Operating Leverage

See Also:
Homemade Leverage
Valuation Methods
Financial Ratios
Operating Profit Margin Ratio
Operating Cycle
What Your Banker Wants You to Know

Operating Leverage Definition

Operating leverage is a measure of the combination of fixed costs and variable costs in a company’s cost structure. A company with high fixed costs and low variable costs has high operating leverage; whereas a company with low fixed costs and high variable costs has low operating leverage.

High and Low Operating Leverage

A company with high operating leverage depends more on sales volume for profitability. The company must generate high sales volume to cover the high fixed costs. In other words, as sales increase, the company becomes more profitable. In a company with a cost structure that has low operating leverage, increasing sales volume will not dramatically improve profitability since variable costs increase proportionately with sales volume.

Contribution Margin and Breakeven Point

This term relates directly to a company’s contribution margin and breakeven point. Contribution margin is essentially a product’s selling price minus its unit-level variable cost. A product with proportionately less variable cost has a higher contribution margin. Hence, a product with a higher contribution margin corresponds with a production process that has high operating leverage – or higher fixed costs in relation to variable costs.
Similarly, a company with a high breakeven point has high operating leverage. The breakeven point refers to the level of sales volume at which per-unit profits fully cover fixed costs of production. In other words, it is the point at which revenues equal costs. Because more fixed costs translate into a higher breakeven point – more sales volume is required to cover the fixed costs – a production process with a high breakeven point utilizes high operating leverage. Of course, when a company with high operating leverage and a high breakeven point reaches sales volumes that exceed the breakeven point, a greater proportion of revenues generating are pure profit.


Cash is king, so how are you improving your company’s cash flow?

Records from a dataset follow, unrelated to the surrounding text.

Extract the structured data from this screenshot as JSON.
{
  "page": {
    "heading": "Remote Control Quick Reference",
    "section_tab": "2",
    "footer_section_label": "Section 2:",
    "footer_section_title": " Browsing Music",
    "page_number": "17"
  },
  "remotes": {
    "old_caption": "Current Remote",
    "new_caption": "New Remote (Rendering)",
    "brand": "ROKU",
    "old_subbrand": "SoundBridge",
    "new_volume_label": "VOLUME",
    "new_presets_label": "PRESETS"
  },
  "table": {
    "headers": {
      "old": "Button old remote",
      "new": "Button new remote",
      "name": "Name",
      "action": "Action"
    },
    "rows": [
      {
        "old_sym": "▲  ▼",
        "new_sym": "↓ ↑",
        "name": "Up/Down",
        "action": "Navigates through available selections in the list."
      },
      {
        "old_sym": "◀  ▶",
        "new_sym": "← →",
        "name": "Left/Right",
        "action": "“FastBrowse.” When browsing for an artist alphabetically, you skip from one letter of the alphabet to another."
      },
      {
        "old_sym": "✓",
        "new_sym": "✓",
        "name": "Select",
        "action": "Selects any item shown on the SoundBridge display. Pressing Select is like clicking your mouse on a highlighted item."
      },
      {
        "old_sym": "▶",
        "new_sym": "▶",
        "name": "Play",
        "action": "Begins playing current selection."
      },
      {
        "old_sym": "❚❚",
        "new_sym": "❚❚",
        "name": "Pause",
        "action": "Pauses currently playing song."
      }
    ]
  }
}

[button link=”https://strategiccfo.com/25-ways-to-improve-cash-flow/” bg_color=”#eb6500″]Download The 25 Ways to Improve Cash Flow[/button]

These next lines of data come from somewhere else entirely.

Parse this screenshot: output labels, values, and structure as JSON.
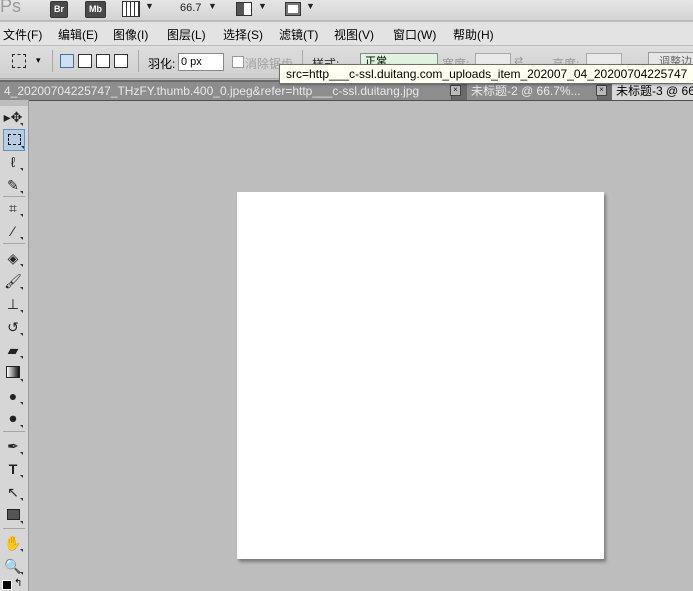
{
  "app": {
    "logo": "Ps",
    "bridge_badge": "Br",
    "minibridge_badge": "Mb",
    "zoom_value": "66.7"
  },
  "menu": {
    "items": [
      "文件(F)",
      "编辑(E)",
      "图像(I)",
      "图层(L)",
      "选择(S)",
      "滤镜(T)",
      "视图(V)",
      "窗口(W)",
      "帮助(H)"
    ]
  },
  "options": {
    "feather_label": "羽化:",
    "feather_value": "0 px",
    "anti_alias_label": "消除锯齿",
    "style_label": "样式:",
    "style_value": "正常",
    "width_label": "宽度:",
    "height_label": "高度:",
    "refine_edge_label": "调整边"
  },
  "tooltip": {
    "text": "src=http___c-ssl.duitang.com_uploads_item_202007_04_20200704225747"
  },
  "tabs": [
    {
      "label": "4_20200704225747_THzFY.thumb.400_0.jpeg&refer=http___c-ssl.duitang.jpg",
      "active": false
    },
    {
      "label": "未标题-2 @ 66.7%...",
      "active": false
    },
    {
      "label": "未标题-3 @ 66",
      "active": true
    }
  ],
  "tools": [
    "move-tool",
    "rectangular-marquee-tool",
    "lasso-tool",
    "quick-selection-tool",
    "crop-tool",
    "eyedropper-tool",
    "spot-healing-brush-tool",
    "brush-tool",
    "clone-stamp-tool",
    "history-brush-tool",
    "eraser-tool",
    "gradient-tool",
    "blur-tool",
    "dodge-tool",
    "pen-tool",
    "type-tool",
    "path-selection-tool",
    "rectangle-tool",
    "hand-tool",
    "zoom-tool"
  ],
  "colors": {
    "workspace": "#bdbdbd",
    "menubar": "#e3e3e3",
    "tab_active": "#d9d9d9",
    "tool_selected": "#b6cde6",
    "canvas": "#ffffff"
  }
}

Degree of Operating Leverage

The degree of leverage of a company’s cost structure is a ratio that measure’s the sensitivity of profits to changes in sales volume. In other words, this measures the degree to which a change in sales impacts profitability. In a company with high leverage, changes in sales volume magnify changes in profitability. Whereas in a company with low leverage the effects of fluctuations in sales volume impact profitability to a smaller degree. Divide the percentage change in the operating income by the percentage change in sales volume to find the degree of operating leverage. Use the following formula:

Degree of Operating Leverage = % Change in Operating Income ÷ % Change in Sales Volume

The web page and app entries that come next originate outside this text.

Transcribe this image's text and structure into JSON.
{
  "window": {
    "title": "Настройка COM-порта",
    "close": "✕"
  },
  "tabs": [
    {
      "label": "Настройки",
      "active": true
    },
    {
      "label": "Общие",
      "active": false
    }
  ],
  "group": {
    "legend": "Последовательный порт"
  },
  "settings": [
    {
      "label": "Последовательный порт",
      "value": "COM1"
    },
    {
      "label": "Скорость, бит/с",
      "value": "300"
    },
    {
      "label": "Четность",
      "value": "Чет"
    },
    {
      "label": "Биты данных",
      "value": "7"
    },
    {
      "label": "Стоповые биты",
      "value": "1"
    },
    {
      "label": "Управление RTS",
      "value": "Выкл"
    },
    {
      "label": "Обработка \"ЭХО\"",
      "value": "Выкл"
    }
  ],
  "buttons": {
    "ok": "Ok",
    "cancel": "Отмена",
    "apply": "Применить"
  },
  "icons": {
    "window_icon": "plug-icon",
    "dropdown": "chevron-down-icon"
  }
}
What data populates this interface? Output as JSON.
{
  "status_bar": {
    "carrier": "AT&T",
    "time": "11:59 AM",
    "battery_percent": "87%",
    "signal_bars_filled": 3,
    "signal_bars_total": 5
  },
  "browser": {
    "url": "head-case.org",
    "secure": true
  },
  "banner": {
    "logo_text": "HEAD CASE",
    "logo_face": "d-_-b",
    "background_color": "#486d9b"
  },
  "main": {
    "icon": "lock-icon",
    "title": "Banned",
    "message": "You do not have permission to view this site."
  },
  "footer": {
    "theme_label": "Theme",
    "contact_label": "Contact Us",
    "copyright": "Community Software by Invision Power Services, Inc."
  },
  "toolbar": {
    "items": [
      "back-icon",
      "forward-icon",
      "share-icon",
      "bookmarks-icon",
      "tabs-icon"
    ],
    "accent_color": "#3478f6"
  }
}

For more tips on how to improve cash flow, click here to access our 25 Ways to Improve Cash Flow whitepaper.

Operating Leverage
[box]Strategic CFO Lab Member Extra
Access your Strategic Pricing Model Execution Plan in SCFO Lab. The step-by-step plan to set your prices to maximize profits.

Click here to access your Execution Plan. Not a Lab Member?
Click here to learn more about SCFO Labs[/box]

Operating Leverage

ARTICLES YOU MIGHT LIKE

IN CRISIS? GET A STRATEGIC CFO! – CEO Blindspots Podcast

Friend of the firm, Birgit Kamps, recently had Strategic CFO President, Dan Corredor, as a guest on her podcast, CEO Blindspots. CEO BLINDSPOTS HOST: Birgit Kamps. She was speaking five languages by the age of 10, and lived in five countries with her Dutch parents prior to becoming an American citizen. Birgit’s professional experience includes starting

Read More »

SHRM calls ICHRA the 401K for Group Health Benefits

Fed-up with group health insurance? ICHRA is the new way to offer great health benefits and avoid ACA penalties, SHRM calls it the 401K for group health benefits.  In 2020 the Department of Labor, HHS and IRS changed the rules for employer health benefits. They changed the Affordable Care Act mandates and penalties for every

Read More »

Financial Ratios

See also:Quick Ratio AnalysisPrice to Book Value AnalysisPrice Earnings Growth Ratio AnalysisTime Interest Earned Ratio Analysis Use of Financial Ratios Financial Ratios are used to measure financial performance against standards. Analysts compare financial ratios to industry averages (benchmarking), industry standards or rules of thumbs and against internal trends (trends analysis). The most useful comparison when

Read More »

JOIN OUR NEXT SERIES

Financial Leadership Workshop

MARCH 28TH-31ST 2022

SHARE THIS ARTICLE

JOIN THE NEXT STRATEGIC CFO™ SERIES

Strategic CFO™ Financial Leadership Workshop
The Art of the CFO®

Days
Hours
Min
Sec

June 13th - 16th 2022